Task goal:
In the entries that follow, which lines hold the string "icon"? List them.

Items from a dataset:

+++

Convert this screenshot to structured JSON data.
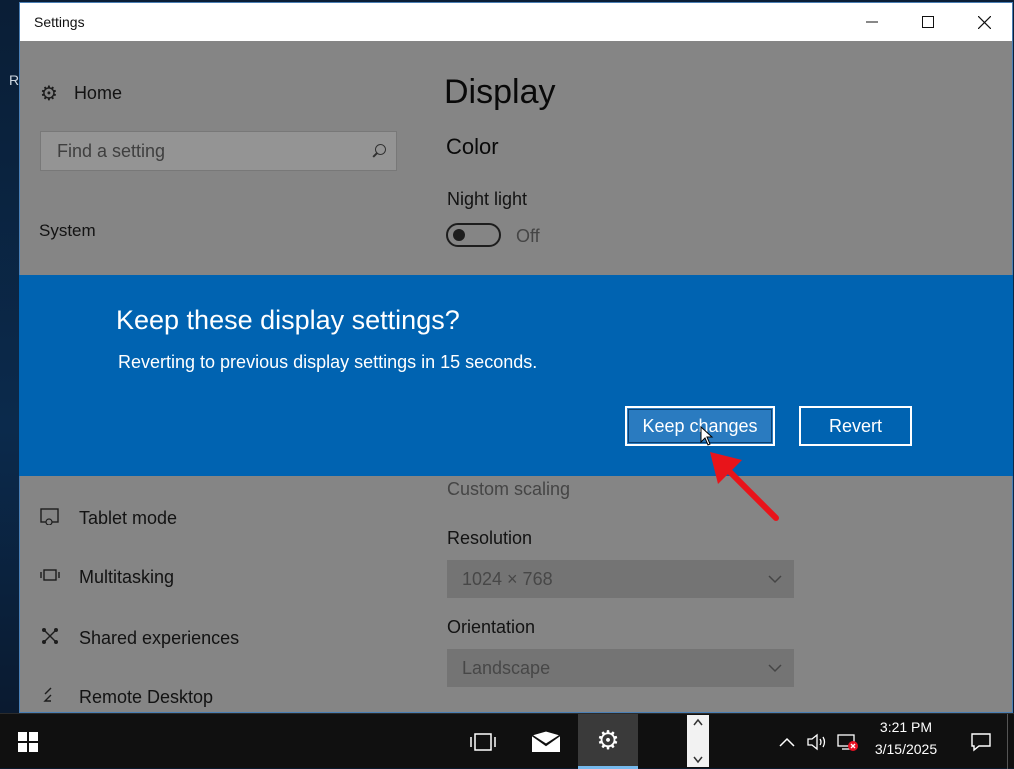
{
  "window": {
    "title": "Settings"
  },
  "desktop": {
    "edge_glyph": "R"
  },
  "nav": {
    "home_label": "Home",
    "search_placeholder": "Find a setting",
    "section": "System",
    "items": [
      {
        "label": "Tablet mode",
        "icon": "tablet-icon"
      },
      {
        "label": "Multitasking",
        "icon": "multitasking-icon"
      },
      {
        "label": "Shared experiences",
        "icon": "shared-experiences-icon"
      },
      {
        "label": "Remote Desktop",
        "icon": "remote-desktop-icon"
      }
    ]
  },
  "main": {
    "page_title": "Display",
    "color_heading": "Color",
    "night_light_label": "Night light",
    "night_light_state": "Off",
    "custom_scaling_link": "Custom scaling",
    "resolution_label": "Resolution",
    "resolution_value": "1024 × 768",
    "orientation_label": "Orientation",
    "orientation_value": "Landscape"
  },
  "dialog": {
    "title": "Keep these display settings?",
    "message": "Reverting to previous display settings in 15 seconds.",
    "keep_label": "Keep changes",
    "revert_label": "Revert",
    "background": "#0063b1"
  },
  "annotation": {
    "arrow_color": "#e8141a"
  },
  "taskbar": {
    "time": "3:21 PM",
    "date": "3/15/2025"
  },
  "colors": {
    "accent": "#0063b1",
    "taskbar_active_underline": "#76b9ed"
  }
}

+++

Answer:
        "icon": "tablet-icon"
        "icon": "multitasking-icon"
        "icon": "shared-experiences-icon"
        "icon": "remote-desktop-icon"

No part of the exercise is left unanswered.